### PROMPT
Find the word "المتوقع" in the records and copy every line where it occurs.

(Collected data)

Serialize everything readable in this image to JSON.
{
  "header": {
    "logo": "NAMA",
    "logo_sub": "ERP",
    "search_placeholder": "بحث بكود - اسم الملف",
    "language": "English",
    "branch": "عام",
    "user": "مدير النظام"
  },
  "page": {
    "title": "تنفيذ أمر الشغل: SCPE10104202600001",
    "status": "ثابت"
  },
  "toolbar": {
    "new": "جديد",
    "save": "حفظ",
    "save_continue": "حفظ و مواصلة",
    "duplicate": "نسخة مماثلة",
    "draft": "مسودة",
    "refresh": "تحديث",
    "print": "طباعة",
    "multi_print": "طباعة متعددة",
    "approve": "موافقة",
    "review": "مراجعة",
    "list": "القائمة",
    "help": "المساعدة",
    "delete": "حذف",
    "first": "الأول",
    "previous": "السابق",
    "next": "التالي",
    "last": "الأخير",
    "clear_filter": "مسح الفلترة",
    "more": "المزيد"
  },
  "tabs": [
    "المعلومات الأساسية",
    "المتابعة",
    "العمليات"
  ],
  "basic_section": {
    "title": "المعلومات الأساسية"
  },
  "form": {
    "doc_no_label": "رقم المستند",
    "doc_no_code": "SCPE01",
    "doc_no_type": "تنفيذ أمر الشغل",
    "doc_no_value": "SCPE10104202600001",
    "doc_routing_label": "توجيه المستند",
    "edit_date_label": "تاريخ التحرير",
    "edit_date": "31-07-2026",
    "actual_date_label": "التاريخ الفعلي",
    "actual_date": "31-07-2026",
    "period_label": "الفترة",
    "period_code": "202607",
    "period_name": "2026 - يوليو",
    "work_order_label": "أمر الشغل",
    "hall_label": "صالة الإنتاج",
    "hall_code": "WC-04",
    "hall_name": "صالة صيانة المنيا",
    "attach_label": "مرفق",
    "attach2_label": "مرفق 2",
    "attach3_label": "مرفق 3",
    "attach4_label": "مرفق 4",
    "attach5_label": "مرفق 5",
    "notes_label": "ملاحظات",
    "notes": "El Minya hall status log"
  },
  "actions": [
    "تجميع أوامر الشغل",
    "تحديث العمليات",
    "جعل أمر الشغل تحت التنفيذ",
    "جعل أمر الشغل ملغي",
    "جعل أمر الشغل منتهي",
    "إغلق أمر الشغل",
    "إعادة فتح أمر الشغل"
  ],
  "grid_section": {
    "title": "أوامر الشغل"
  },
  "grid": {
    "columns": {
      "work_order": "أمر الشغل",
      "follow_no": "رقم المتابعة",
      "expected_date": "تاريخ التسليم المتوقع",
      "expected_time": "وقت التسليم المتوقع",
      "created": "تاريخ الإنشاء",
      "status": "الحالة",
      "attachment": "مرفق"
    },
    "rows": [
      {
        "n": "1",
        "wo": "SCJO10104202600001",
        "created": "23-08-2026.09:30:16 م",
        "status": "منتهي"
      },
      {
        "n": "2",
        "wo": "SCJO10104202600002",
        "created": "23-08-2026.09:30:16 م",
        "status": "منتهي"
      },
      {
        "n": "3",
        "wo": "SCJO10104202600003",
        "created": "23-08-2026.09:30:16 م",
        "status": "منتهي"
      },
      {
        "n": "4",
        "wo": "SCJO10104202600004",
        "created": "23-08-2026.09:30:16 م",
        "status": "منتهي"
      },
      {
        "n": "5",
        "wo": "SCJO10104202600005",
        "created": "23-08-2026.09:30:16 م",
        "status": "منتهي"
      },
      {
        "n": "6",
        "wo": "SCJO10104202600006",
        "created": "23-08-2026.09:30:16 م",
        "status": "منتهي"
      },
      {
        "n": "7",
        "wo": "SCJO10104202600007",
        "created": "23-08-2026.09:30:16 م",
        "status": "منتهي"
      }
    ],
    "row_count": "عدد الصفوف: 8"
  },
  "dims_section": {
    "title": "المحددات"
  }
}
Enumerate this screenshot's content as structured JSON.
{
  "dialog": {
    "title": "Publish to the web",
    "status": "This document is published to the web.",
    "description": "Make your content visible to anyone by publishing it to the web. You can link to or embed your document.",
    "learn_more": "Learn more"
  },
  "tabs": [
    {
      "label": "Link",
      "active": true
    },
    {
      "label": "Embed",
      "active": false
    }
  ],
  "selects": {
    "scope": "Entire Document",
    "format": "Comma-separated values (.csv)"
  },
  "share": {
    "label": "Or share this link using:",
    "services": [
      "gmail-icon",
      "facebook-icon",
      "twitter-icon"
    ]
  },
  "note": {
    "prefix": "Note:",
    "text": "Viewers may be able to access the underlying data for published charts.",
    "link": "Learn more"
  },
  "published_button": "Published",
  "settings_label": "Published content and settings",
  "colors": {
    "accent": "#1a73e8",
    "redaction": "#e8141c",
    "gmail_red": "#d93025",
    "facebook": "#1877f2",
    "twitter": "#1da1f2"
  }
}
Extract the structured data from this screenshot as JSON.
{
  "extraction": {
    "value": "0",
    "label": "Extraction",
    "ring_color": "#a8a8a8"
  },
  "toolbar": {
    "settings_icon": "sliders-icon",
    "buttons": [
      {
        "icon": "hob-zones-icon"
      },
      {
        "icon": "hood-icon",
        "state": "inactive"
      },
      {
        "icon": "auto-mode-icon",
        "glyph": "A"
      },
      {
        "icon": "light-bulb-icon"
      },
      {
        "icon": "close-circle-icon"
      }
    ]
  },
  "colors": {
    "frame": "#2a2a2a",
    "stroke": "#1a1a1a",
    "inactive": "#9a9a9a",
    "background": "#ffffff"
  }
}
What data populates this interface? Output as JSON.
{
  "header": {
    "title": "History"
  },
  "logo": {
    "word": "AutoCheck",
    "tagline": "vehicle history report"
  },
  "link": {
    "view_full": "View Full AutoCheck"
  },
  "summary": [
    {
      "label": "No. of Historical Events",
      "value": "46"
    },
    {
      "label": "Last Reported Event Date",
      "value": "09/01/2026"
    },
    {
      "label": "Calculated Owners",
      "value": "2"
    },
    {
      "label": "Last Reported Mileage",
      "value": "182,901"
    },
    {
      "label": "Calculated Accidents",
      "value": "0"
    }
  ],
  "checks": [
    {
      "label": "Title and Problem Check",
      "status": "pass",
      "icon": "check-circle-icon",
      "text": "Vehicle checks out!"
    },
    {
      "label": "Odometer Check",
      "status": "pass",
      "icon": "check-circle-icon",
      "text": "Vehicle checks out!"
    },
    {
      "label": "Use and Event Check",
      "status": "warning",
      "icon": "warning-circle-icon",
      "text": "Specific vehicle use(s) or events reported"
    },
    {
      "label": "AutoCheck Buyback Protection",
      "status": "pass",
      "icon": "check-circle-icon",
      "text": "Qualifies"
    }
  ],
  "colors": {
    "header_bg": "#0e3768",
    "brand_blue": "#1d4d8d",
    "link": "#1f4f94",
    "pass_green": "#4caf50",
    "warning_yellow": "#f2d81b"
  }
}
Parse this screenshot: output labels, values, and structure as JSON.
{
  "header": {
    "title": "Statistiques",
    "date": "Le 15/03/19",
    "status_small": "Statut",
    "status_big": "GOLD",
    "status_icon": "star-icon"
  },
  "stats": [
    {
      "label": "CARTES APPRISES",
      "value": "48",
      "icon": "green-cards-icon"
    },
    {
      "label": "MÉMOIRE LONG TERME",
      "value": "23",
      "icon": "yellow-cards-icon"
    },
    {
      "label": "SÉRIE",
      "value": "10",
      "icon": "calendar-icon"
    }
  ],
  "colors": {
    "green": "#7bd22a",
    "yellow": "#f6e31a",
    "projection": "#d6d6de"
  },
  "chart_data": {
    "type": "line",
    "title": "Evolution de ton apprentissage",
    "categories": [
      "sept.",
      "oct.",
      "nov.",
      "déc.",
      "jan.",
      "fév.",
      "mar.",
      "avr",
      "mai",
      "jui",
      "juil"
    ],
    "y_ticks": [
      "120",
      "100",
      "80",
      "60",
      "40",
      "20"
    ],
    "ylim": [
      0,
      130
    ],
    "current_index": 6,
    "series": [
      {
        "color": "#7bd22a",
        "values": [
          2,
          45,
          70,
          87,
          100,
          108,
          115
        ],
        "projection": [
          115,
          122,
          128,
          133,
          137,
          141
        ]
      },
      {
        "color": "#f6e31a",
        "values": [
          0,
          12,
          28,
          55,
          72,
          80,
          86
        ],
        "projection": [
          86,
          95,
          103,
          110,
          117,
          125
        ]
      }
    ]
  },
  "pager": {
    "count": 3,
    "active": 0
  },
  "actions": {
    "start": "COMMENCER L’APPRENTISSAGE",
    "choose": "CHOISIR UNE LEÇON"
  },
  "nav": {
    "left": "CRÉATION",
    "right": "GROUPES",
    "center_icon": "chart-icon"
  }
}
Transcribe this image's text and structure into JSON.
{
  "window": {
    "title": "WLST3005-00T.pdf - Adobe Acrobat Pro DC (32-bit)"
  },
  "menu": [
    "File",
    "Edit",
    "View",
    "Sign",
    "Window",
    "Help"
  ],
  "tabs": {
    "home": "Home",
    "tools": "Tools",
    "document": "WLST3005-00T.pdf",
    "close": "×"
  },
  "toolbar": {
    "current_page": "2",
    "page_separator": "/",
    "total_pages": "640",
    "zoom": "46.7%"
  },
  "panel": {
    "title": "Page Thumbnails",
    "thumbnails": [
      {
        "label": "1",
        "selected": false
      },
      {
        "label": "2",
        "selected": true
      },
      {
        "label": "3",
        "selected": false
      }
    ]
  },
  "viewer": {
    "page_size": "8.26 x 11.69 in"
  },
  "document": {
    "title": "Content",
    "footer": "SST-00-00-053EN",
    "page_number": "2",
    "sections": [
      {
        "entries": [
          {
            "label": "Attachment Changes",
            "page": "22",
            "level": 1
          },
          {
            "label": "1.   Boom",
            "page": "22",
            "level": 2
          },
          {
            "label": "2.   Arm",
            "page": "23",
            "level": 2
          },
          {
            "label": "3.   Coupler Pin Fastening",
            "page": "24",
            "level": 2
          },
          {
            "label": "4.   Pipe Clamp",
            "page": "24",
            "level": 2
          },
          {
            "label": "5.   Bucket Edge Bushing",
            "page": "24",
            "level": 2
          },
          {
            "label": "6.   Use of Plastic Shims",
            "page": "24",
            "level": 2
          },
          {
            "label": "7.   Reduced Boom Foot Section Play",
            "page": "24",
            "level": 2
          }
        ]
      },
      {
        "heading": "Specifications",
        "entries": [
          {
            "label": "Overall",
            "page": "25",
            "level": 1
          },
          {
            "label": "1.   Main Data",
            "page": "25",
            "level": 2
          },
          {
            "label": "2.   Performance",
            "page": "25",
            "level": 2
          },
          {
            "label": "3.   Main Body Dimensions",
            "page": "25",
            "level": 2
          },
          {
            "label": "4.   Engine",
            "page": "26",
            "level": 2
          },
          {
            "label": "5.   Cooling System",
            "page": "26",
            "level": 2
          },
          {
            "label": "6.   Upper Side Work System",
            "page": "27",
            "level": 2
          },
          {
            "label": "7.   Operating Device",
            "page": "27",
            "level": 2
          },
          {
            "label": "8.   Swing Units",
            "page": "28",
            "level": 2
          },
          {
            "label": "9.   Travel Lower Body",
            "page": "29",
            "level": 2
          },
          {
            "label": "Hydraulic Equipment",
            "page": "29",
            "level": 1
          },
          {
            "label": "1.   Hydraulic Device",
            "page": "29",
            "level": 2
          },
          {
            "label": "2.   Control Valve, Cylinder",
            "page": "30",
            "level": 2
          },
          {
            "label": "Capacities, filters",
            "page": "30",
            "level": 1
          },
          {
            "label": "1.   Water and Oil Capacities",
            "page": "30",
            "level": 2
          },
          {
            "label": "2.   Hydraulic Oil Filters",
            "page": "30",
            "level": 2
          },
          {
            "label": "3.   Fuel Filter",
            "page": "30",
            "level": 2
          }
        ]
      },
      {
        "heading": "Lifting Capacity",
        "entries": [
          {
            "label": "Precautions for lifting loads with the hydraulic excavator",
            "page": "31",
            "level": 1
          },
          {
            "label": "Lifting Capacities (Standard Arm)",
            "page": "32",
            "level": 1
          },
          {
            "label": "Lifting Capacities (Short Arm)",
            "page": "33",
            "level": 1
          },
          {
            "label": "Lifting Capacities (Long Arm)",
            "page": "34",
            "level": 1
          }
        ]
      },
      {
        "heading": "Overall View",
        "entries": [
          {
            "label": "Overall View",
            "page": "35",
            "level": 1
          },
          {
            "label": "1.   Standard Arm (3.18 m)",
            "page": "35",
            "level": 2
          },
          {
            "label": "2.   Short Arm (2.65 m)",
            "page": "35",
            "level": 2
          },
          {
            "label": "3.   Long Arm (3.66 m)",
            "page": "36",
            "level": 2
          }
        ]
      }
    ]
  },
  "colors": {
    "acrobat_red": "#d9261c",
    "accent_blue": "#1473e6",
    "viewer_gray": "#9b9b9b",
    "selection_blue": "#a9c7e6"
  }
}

### SOLUTION TO THE PROBLEM
      "expected_date": "تاريخ التسليم المتوقع",
      "expected_time": "وقت التسليم المتوقع",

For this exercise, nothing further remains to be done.